[Exercise prompt]:
In the material below, the lines containing the word "name" are required; copy each of them.

[Supplied records]:

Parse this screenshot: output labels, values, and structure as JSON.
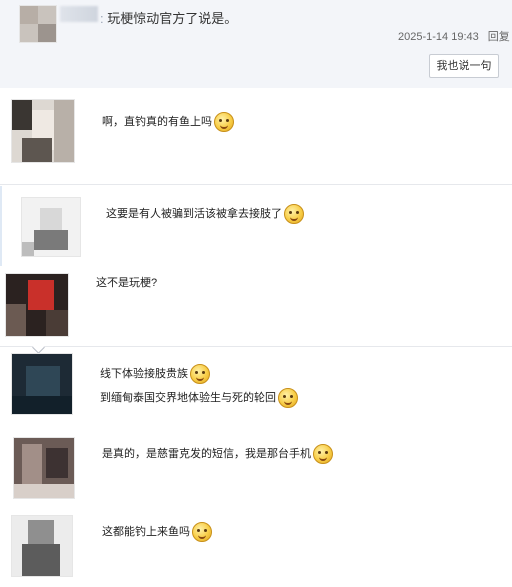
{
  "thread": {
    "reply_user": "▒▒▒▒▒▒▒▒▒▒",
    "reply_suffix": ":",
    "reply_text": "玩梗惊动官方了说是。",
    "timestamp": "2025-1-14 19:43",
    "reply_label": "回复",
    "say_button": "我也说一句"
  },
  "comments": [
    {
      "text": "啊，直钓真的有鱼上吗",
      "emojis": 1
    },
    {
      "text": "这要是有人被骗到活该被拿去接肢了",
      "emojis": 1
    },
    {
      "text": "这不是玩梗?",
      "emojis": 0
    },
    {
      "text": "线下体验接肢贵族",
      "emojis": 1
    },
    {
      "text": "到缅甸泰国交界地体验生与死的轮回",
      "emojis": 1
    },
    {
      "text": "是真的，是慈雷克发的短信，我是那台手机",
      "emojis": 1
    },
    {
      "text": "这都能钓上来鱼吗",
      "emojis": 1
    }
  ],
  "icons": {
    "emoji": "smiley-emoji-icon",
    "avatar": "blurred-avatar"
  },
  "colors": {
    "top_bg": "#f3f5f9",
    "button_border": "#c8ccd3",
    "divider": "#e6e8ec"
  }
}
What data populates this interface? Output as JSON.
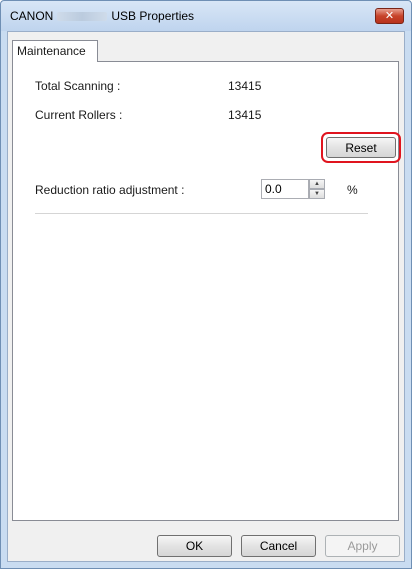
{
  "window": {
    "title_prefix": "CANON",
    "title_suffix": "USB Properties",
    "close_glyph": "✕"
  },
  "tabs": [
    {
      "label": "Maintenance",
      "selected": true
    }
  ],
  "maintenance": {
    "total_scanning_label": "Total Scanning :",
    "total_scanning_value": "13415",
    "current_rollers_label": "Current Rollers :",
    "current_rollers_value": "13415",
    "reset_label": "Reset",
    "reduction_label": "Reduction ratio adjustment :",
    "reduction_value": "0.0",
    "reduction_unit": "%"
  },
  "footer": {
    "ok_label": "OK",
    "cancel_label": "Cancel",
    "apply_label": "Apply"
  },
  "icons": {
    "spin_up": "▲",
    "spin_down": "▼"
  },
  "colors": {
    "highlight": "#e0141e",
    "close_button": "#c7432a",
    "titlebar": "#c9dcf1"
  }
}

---

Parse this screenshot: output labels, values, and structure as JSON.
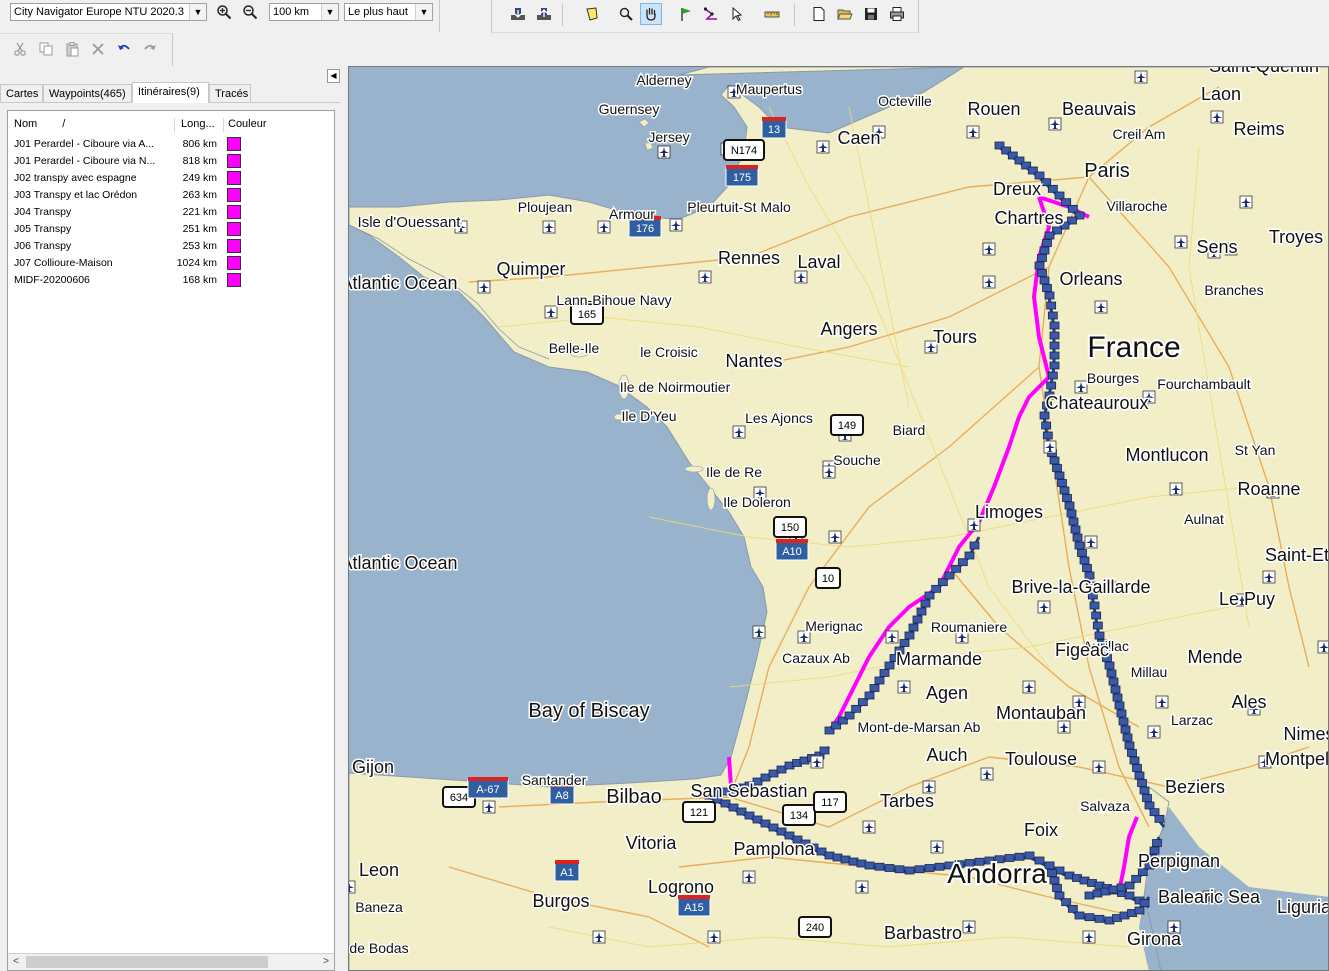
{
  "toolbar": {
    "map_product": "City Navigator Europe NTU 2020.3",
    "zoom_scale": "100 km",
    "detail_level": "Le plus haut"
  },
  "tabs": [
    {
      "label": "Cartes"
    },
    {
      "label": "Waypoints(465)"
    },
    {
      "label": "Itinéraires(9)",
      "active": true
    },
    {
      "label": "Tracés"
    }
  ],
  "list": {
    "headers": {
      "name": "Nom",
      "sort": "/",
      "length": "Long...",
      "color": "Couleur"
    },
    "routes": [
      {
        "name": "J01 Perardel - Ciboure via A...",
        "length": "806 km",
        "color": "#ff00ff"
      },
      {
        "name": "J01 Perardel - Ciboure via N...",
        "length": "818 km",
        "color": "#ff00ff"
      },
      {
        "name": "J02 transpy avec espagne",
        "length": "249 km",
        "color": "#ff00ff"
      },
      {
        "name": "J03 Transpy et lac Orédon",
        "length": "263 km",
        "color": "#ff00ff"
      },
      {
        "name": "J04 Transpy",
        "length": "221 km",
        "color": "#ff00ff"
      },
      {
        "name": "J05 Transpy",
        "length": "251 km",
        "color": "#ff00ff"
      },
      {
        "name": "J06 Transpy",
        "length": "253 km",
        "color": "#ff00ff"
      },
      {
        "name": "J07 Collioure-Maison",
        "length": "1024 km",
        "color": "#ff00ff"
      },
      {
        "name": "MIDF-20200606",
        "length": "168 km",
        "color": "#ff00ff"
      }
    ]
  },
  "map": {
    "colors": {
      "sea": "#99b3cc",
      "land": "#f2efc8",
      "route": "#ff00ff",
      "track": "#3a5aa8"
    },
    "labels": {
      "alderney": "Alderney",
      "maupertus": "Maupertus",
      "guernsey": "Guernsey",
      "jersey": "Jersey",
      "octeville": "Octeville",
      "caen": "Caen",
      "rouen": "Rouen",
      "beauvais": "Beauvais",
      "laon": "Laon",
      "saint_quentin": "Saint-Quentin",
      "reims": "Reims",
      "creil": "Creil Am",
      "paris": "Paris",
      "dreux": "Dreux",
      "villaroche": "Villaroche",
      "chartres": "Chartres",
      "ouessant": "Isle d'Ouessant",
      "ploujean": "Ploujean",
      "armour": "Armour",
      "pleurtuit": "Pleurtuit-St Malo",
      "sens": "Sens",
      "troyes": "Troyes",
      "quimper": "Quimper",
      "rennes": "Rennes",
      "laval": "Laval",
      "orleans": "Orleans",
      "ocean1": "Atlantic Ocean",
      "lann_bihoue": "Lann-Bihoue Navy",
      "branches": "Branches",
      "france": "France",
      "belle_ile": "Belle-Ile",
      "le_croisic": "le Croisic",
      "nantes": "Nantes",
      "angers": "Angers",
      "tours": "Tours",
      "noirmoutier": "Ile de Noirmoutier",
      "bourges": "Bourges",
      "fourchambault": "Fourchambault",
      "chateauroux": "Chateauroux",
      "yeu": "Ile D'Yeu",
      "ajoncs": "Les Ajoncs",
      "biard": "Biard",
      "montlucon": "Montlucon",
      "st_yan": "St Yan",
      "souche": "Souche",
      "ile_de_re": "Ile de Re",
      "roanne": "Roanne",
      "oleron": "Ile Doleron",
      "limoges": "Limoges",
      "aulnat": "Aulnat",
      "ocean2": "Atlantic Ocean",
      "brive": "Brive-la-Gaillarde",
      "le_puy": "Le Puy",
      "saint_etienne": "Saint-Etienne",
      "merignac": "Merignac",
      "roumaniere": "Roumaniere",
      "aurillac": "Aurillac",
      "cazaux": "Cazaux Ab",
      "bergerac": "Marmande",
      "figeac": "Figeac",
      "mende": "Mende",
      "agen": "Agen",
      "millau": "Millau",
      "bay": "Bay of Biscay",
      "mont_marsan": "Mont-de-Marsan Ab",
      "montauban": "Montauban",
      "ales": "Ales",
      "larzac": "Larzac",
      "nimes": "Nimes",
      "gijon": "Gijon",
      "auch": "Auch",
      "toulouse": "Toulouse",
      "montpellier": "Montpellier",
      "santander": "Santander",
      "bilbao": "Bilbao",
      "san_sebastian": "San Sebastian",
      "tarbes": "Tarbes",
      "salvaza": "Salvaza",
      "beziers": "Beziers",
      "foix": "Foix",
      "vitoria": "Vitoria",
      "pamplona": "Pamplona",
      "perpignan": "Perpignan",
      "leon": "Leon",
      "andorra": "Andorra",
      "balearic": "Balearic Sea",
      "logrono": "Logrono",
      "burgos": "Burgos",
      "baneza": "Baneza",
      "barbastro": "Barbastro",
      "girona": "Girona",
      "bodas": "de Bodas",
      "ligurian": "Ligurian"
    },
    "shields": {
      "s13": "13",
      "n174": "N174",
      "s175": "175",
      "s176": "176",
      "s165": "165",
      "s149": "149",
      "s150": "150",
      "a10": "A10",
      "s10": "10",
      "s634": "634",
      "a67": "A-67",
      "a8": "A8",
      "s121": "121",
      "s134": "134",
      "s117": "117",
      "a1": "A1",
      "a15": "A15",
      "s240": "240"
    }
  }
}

[Solution to the problem]:
      "name": "Nom",
        "name": "J01 Perardel - Ciboure via A...",
        "name": "J01 Perardel - Ciboure via N...",
        "name": "J02 transpy avec espagne",
        "name": "J03 Transpy et lac Orédon",
        "name": "J04 Transpy",
        "name": "J05 Transpy",
        "name": "J06 Transpy",
        "name": "J07 Collioure-Maison",
        "name": "MIDF-20200606",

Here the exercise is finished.